(2) A “greenhouse” is a structure that has a glass or plastic roof, has one or more glass or plastic walls, has an area over ninety-five percent (95%) of which is used to grow or cultivate plants, is built in accordance with the National Greenhouse Manufacturers Association Structural Design manual, and is not used for retail sales. Additional provisions addressing distinct life safety hazards shall be approved by the local building-rules jurisdiction.
(3) A “farm building” shall include any structure used for the display and sale of produce, no more than 1,000 square feet in size, open to the public for no more than 180 days per year, and certified by the Department of Agriculture and Consumer Services as a Certified Roadside Farm Market.

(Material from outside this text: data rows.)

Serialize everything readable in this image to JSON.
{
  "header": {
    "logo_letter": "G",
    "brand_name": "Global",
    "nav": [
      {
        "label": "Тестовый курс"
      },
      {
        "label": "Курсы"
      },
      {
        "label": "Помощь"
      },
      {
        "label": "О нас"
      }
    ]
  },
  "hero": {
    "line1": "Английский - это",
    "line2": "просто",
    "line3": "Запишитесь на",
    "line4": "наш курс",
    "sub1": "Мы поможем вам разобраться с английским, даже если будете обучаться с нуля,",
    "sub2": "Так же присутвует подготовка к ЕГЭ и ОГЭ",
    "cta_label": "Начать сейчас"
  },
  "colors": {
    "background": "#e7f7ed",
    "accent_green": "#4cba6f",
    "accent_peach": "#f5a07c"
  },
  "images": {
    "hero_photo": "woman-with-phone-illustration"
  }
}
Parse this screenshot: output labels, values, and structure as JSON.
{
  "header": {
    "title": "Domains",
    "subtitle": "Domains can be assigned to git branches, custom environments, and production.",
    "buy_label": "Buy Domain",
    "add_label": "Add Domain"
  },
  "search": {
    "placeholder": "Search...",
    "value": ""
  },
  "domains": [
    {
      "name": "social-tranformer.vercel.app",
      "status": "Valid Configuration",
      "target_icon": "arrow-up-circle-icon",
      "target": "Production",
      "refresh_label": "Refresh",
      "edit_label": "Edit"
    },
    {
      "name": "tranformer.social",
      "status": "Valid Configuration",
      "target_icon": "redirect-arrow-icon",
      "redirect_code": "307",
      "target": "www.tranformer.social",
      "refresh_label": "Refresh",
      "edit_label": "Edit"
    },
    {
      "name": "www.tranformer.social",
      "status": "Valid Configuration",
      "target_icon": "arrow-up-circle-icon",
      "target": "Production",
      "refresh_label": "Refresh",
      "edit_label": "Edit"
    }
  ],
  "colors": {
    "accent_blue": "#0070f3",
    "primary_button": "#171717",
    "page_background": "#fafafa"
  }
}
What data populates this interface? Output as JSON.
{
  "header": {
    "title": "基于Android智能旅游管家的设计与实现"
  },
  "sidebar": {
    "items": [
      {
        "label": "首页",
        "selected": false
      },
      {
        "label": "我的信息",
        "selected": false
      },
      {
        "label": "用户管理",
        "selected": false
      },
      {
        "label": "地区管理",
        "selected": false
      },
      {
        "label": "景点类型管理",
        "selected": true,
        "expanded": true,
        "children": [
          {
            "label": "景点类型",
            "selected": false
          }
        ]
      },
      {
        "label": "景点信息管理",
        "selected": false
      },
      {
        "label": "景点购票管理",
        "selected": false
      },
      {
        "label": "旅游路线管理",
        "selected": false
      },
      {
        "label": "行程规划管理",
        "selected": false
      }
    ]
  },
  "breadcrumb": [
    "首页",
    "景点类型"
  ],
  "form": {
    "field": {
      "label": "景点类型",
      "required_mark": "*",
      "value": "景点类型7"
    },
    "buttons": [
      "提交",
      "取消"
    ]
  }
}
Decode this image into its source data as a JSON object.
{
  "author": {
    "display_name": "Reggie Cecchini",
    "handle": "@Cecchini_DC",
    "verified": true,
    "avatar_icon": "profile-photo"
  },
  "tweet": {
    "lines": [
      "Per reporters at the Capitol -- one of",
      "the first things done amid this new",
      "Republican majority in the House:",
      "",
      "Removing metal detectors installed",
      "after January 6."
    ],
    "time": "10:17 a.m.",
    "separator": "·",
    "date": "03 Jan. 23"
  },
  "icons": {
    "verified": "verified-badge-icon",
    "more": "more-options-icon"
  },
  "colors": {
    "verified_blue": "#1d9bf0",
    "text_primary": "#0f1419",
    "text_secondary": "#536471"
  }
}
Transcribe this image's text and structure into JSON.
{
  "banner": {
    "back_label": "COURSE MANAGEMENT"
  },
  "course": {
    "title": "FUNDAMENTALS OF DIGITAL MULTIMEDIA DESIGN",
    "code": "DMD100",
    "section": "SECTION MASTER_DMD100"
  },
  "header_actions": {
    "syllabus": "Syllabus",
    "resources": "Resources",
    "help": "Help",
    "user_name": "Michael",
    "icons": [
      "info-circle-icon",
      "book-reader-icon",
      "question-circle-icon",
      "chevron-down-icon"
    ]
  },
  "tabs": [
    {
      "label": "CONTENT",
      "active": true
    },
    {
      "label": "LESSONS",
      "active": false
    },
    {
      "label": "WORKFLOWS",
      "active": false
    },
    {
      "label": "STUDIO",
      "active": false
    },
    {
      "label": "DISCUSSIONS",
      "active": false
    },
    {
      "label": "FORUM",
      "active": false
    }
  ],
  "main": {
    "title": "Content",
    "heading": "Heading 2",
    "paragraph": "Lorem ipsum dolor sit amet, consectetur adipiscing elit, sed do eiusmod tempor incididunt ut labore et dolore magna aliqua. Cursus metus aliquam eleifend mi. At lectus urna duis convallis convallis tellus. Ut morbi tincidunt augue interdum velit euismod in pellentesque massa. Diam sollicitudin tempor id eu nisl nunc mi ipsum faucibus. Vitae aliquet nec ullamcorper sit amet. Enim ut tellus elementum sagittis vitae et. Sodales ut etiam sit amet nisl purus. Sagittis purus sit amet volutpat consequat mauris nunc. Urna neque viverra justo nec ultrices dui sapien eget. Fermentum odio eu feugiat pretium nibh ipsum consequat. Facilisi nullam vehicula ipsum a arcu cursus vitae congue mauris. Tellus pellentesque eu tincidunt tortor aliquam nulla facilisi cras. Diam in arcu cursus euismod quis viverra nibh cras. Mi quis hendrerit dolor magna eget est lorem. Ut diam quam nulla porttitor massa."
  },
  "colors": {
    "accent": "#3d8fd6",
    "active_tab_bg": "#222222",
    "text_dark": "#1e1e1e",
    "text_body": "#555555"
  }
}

(4) A “primitive camp” shall include any structure primarily used or associated with outdoor camping activities, including structures used for educational, instructional, or recreational purposes for campers and for management training, that are (i) not greater than 4,000 square feet in size and (ii) are not intended to be occupied for more than 24 hours consecutively. “Structures primarily used or associated with outdoor camping activities” include, but are not limited to, shelters, tree stands, outhouses, sheds, rustic cabins, campfire shelters, picnic shelters, tents, tepees or other indigenous huts, support buildings used only for administrative functions and not for activities involving campers or program participants, and any other structures that are utilized to store any equipment, tools, commodities, or other items that are maintained or used in conjunction with outdoor camping activities such as hiking, fishing, hunting, or nature appreciation, regardless of material used for construction. The specific types of primitive camping activities, structures, and uses set forth in this subdivision are for illustrative purposes and should not be construed to limit, in any manner, the types of activities, structures, or uses that are exempted from building rules.
(5) A “primitive farm building” shall include any structure used for activities, instruction, training, or reenactment of traditional or heritage farming practices. “Primitive farm buildings” include, but are not limited to, sheds, barns, outhouses, doghouses, or other structures that are utilized to store any equipment, tools, commodities, livestock, or other items supporting farm management. These specific types of farming activities, structures, and uses set forth by this subdivision are for illustrative purposes and should not be construed to limit in any manner the types of activities, structures, or uses that are exempted from building rules.
SECTION 2. This act is effective when it becomes law.
In the General Assembly read three times and ratified this the 6th day of June, 2013.
s/ Daniel J. Forest President of the Senate
s/ Thom Tillis
Speaker of the House of Representatives
s/ Pat McCrory
Approved 4:19 p.m. this 12th day of June, 2013
Page 2 Session Law 2013-75 House Bill 774